The latest study by the Spanish Sleep Society (SES) figures at a 14% prevalence of chronic insomnia in the adult population of our country (estimated by the INE at about 38 million in 2022), which means that it has doubled since 2000 and confirms the importance of this disease.
Children are also not immune to problems, mainly difficulty initiating and maintaining sleep (the most common), respiratory disorders, parasomnias, circadian rhythm disorders (adolescence) and restless legs. Globally, they affect 30% in pediatric age (about two million children under 16 years of age).
With this background, interest in using melatonin in the treatment of these conditions has also continued to increase. There are several factors that motivate this trend. It is a hormone secreted by the pineal gland with a circadian rhythm, which helps regulate the oscillation between sleep and wakefulness. To this chronoregulatory effect they add up immunological, antioxidant and oncostatic properties. In addition, it is easily synthesized and administered orally.
Its natural secretion is related to the light and dark changes, along with other external synchronizers, such as diet, social habits and exercise.
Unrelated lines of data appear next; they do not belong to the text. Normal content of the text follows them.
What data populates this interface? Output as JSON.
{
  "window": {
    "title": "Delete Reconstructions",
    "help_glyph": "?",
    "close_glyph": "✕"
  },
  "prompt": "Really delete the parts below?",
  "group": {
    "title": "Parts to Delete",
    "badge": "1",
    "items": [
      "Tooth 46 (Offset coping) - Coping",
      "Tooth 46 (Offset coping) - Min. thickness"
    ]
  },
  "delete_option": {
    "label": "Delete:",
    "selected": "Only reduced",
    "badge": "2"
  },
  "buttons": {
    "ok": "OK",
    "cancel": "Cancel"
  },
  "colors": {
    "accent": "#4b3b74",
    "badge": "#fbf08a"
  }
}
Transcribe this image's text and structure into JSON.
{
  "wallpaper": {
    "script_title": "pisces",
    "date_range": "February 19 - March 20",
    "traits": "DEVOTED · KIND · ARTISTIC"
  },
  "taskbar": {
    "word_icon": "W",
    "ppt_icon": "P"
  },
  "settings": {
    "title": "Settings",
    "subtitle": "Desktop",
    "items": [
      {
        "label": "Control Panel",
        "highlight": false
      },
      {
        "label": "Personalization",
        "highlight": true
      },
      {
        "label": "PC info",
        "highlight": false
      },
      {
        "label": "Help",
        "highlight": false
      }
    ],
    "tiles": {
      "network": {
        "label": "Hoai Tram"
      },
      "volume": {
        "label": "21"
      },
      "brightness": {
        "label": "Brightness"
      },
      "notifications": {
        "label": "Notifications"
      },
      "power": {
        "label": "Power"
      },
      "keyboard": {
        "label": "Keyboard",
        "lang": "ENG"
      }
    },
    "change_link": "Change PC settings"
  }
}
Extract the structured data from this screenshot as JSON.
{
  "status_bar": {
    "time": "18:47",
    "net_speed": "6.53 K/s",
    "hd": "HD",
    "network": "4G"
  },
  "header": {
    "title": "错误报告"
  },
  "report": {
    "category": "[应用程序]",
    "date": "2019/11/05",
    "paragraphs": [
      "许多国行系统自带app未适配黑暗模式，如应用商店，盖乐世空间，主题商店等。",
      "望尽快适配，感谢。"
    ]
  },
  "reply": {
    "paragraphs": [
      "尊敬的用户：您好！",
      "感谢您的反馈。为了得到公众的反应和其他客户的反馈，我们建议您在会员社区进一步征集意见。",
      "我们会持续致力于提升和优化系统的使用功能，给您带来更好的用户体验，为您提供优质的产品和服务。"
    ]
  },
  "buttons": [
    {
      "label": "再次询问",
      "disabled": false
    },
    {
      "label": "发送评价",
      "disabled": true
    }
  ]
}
Its production reduces with age in a relationship inversely proportional to the frequency of poor quality sleep. This fact has reinforced the idea that its deficit is, at least in part, responsible for this type of disorder.
However, the effectiveness of an exogenous administration depends on whether the indication is well made and whether it is taken when appropriate. “You have to give it to whoever it touches, how it touches and with medical supervision because it is a drug,” he summarizes. Oscar Sans, coordinator of the Pediatric Group of the SES. “The success of melatonin has to do with how it is given, but above all when,” he emphasizes. Ainhoa Álvarezneurophysiologist and coordinator of the SES Insomnia Group, which is why she considers the doctor’s intervention essential.